Some of the most expansive regulatory initiatives have been undertaken in the name of “secret science”: scientific research unavailable to the public the regulations inhibit. But Scott Pruitt has the so-called “Party of Science” livid and environmentalists scared stiff with plans to expose this “science” through more transparency, thus potentially ending the EPA’s reign on environmental tyranny.
A proposed rule announced a week ago by Scott Pruitt the of the Environmental Protection Agency, and blasted by the mainstream media, is intended to bring much-needed transparency to agency rule-making. The environmental lobby is terrified about the proposal, even though it aligns perfectly with its long-held commitment to the public’s “right to know” principle. Basically, the EPA writes rules and regulations the public is forced to adhere to based on “science” that the public is also not allowed to see. Pruitt plans to change that.
The proposed regulation would require the EPA to ensure that the scientific data and research models “pivotal” to significant regulation are “publicly available in a manner sufficient for validation and analysis.”
Many mainstream media outlets claim that this new rule would “undermine” climate science. But that only happens if the science used to enforce new regulations and taxes is junk science (in which case, it should be undermined), so what is there to worry about? Plenty if your religion is climate change:
Despite existing rules on government use of scientific research, federal agencies routinely mask politically driven regulations as scientifically-based imperatives. The supposed science underlying these rules is often hidden from the general public and unavailable for vetting by experts. But credible science and transparency are necessary elements of sound policy.
The opposition from greens and much of the media greeting Pruitt’s announcement is, frankly, hypocritical in the extreme. Opponents claim that the EPA’s regulatory power would be unduly restricted if the agency is forced to reveal the scientific data and research methodologies used in rule-making.

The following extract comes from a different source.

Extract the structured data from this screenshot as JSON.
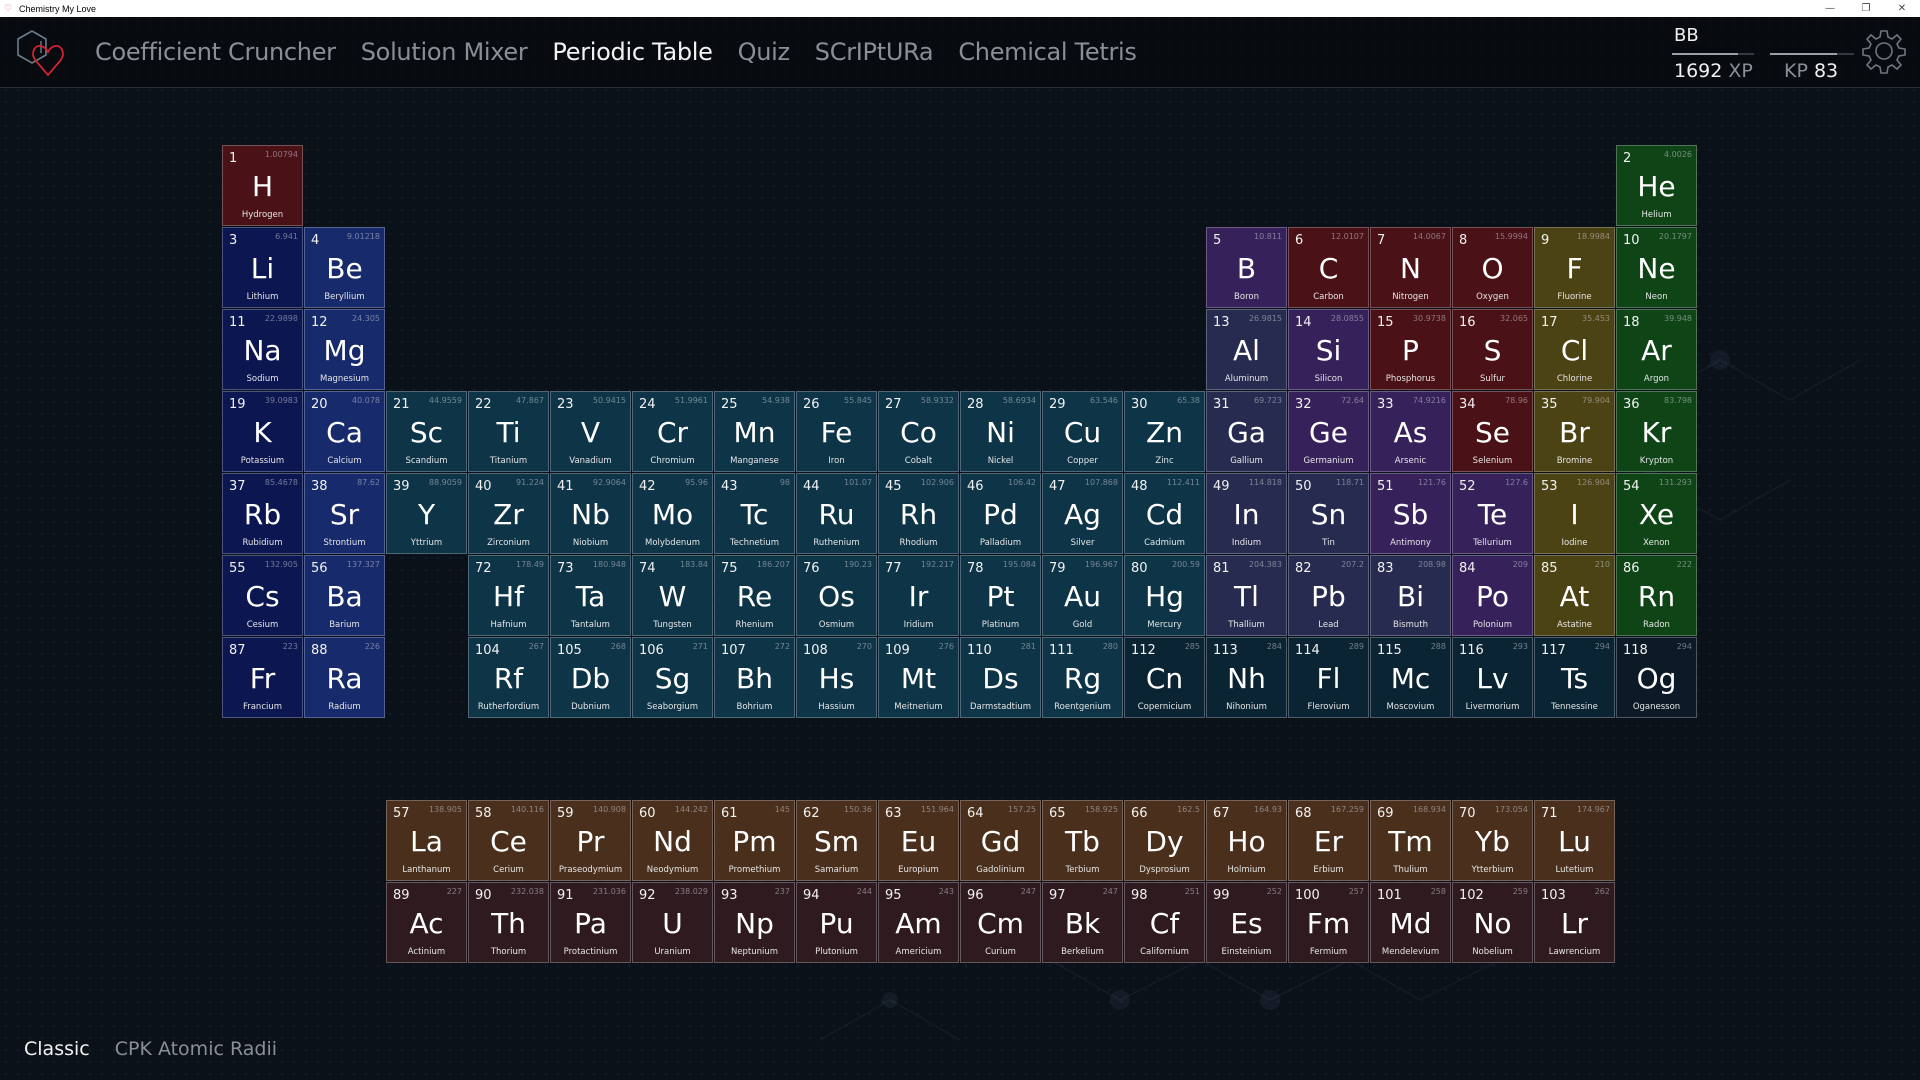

Despite the “science” used to declare climate change such a human problem that taxes and job debilitating regulations be enforced already much-known as “junk,” Pruitt intends to let everyone know that they’ve been duped in order to be treated like cash cows and government slaves.
Some claim that research subjects’ privacy would be violated, but that is disingenuous and completely groundless. Researchers routinely scrub identifying information when aggregating data for analysis and personal information is not even relevant in agency rule-making.
The proposed rule is not radical, in fact, it’s taking a bite from totalitarianism, yet you’ve got a huge population of sleeping sheep who would simply rather be told what to do than actually read any kind of research (or lack thereof) that leads to their own oppression.
Even though Pruitt’s proposals are directly in-line with the EPA’s long-held commitment to supporting the public’s “right to know,” the greenies on the left are apparently avert to positive change – especially when it comes from an appointee of President Donald Trump.
According to reports, the changes will require the EPA to make public all scientific data and research models that are “pivotal” to a major regulatory decision. In other words, when the EPA wants to change something that will affect average Americans in a major way, it will now have to prove, using science, that the decision is necessary and justified.
But climate fanatics who have long been used to simply making declarations about science without any evidence claim that this newfound transparency at the EPA will “undermine” climate science. They would rather have decisions pertaining to climate change be made in EPA backrooms without public purview, in other words.
“Despite existing rules on government use of scientific research, federal agencies routinely mask politically driven regulations as scientifically-based imperatives,” writes Diane Katz for The Heritage Foundation.
“The supposed science underlying these rules is often hidden from the general public and unavailable for vetting by experts. But credible science and transparency are necessary elements of sound policy.”
Many will find this vehement opposition to climate transparency by the left hilariously ironic and hypocritical, seeing as how liberals are constantly droning on about how conservatives are supposedly the party of secrecy and “climate denial.” If climate dogma as the left insists is undeniably true, then what are they afraid of when it comes to making climate science public?
After all, since climate policies that involve massive global taxation plans and major restrictions on people’s use of vehicles and other “carbon polluters” are decided upon, at least in part, by the EPA, shouldn’t the public that’s affected by such rules at least get the chance to take a look at the rationale behind it all?
Not according to liberals. They would rather give the EPA free reign to scheme out new public policy in private, using whatever criteria it wishes in doing so – which is completely incongruent with the standards of openness that one would expect in a constitutional republic that’s operated by and for the everyday man and woman.
But again, what the liberal left claims to stand for – human rights, transparency in government, and sound public policy – doesn’t match what the liberal left actually stands for – human slavery, secrecy in government, and special interest public policy.
“The opposition from greens and much of the media greeting Pruitt’s announcement is, frankly, hypocritical in the extreme,” adds Katz. “Opponents claim that the EPA’s regulatory power would be unduly restricted if the agency is forced to reveal the scientific data and research methodologies used in rule-making.”
“But that is precisely the point. The EPA should no longer enjoy free rein to impose major regulations based on studies that are unavailable for public scrutiny.”